This eye-popping design blurs the boundaries between shoes and boots... but how does it perform on the hill?
As boots have become lighter and more flexible, while shoes have become stiffer and more supportive, it was inevitable that a collision of ideas was about to happen, and the result is the Salomon Outpath Pro GTX. This hybrid design takes the best of both worlds to create a shoe with a soft ankle cuff-gaiter, so it has the low weight and flexibility of a shoe with the ankle protection of a boot.
Salomon has designed the Outpath Pro GTX for ‘fast hiking’ and ‘outdoor multi-function’ use, so it’s clearly destined to compete with lightweight trail shoes rather than heavier boots. This is very apparent when you unzip the gaiter to expose what’s under the bonnet, as inside you’ll find a fairly conventional trail shoe with normal laces and a normal shoe design around the heel cup. The main difference in this area is the tongue, as this is extended up to the ankle area.
The ankle cuff-gaiter is welded to the shoe, so there are no seams to fray or leak, and it is made from a water-resistant stretch synthetic material which keeps out debris and light splashes. Everything below the black gaiter fabric is waterproof though, thanks to a Gore-Tex membrane, with welded seams to prevent fraying or leaking.
The ankle cuff on a boot provides support, and in the Outpath Pro GTX the ankle cuff-gaiter has some stiffening fabric attached to the inside and outside. Once laced up you do get a little more support than a shoe in this area, which feels pretty good on relatively easy terrain.
The gaiter closes with a water-resistant zip, while a chunky press-stud secures the closure. The ankle cuff-gaiter may look a little strange at first, but the stretchy design certainly makes these very comfortable shoes straight from the box.
I took the Outpath Pro GTX over the Langdale fells in the Lake District and found they performed well on grassy paths and mud. The sole unit’s well-spaced lugs bite easily into softer surfaces and the sole is also quite flexible, so again this is great on grass and mud.
When the slopes steepened my feet had to work harder, as the sole flexes and twists between the toe and heel quite easily, and also the ankle cuff is not as supportive as a boot. Some people won’t mind this flexibility of course, but it does mean your feet have to work harder than if you were wearing a stiffer shoe or boot.

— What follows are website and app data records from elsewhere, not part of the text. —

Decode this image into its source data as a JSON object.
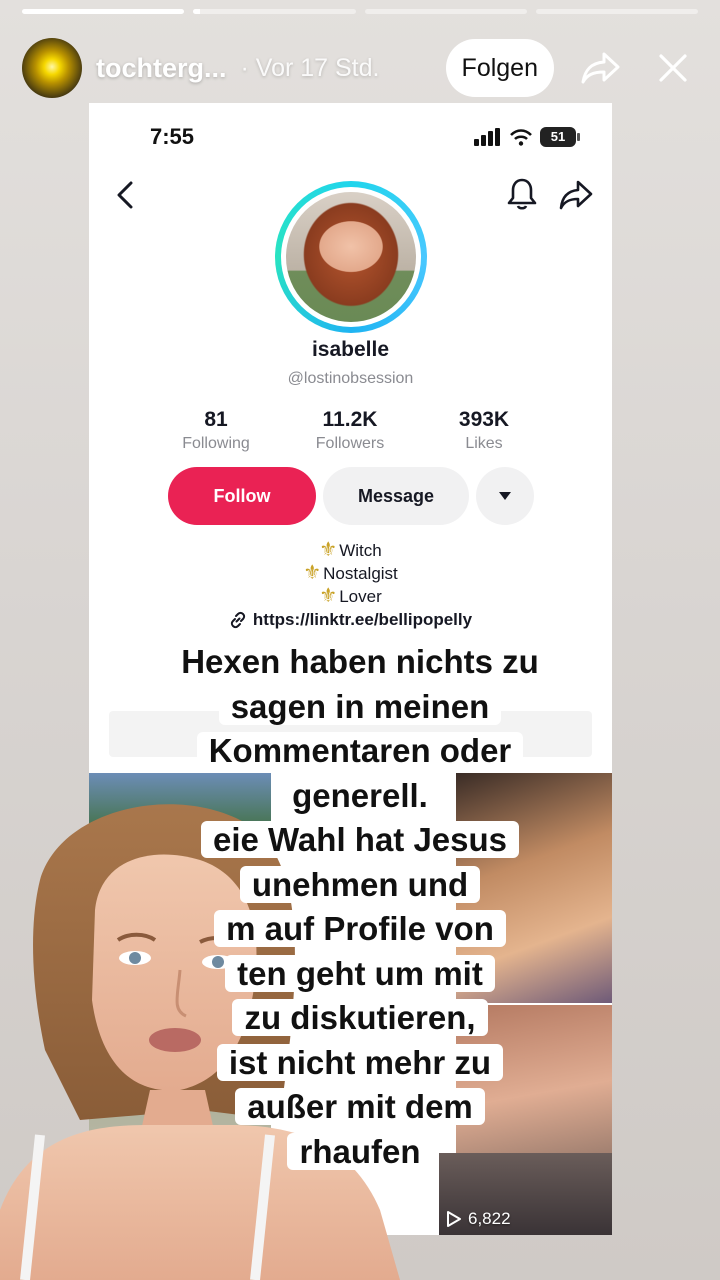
{
  "story": {
    "progress": [
      1,
      0.04,
      0,
      0
    ],
    "username": "tochterg...",
    "time": "· Vor 17 Std.",
    "follow_label": "Folgen",
    "icons": [
      "share-icon",
      "close-icon"
    ]
  },
  "screenshot": {
    "status_time": "7:55",
    "battery": "51",
    "profile": {
      "name": "isabelle",
      "handle": "@lostinobsession",
      "stats": [
        {
          "value": "81",
          "label": "Following"
        },
        {
          "value": "11.2K",
          "label": "Followers"
        },
        {
          "value": "393K",
          "label": "Likes"
        }
      ],
      "follow_label": "Follow",
      "message_label": "Message",
      "bio": [
        "Witch",
        "Nostalgist",
        "Lover"
      ],
      "link": "https://linktr.ee/bellipopelly"
    },
    "view_count": "6,822"
  },
  "caption": {
    "lines": [
      "Hexen haben nichts zu",
      "sagen in meinen",
      "Kommentaren oder",
      "generell.",
      "eie Wahl hat Jesus",
      "unehmen und",
      "m auf Profile von",
      "ten geht um mit",
      "zu diskutieren,",
      "ist nicht mehr zu",
      "außer mit dem",
      "rhaufen"
    ]
  },
  "colors": {
    "follow": "#ea2254",
    "ring": "#20d5ec"
  }
}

As the ground gets rockier the flexibility of the sole becomes more apparent, with jagged rocks being felt quite easily through the sole compared to stiffer trail shoes and boots. But the heel cup is well-stiffened and there’s also some stiffening at the end of the toe box.
Value for money
The Outpath Pro GTX weighs 912g but you can get slightly stiffer and more supportive shoes around this weight, although they wouldn’t have the benefit of the gaiter. The price of £165 is similar to stiffer shoes of this quality but without the gaiter, so actually represents good value. You can get boots for this sort of price that are going to be more supportive and potentially more durable, but they will also be heavier and less responsive.
There are pros and cons to the Outpath Pro GTX. On the right terrain they have real advantages. I’d use them for easier path terrain, when I’d normally wear shoes but want to keep the debris out. The benefits reduce as the challenges of the terrain increase. I like the attached gaiter, but I’d like to see it fitted to a shoe that has a little more support in the sole. Don’t be surprised if that’s exactly what you see next on the shelves.
The ankle cuff-gaiter extends the use of this shoe, but the performance on rougher terrain is not as good as some trail shoes, as it’s quite flexible in the sole. These are best restricted to easier paths then, unless you don’t need support and just want the gaiter benefits for which this shoe is – currently – unique
- Features 4/5
- Fit 5/5
- Comfort 4/5
- In use 4/5
- Value for money 3/5
- OVERALL SCORE 80%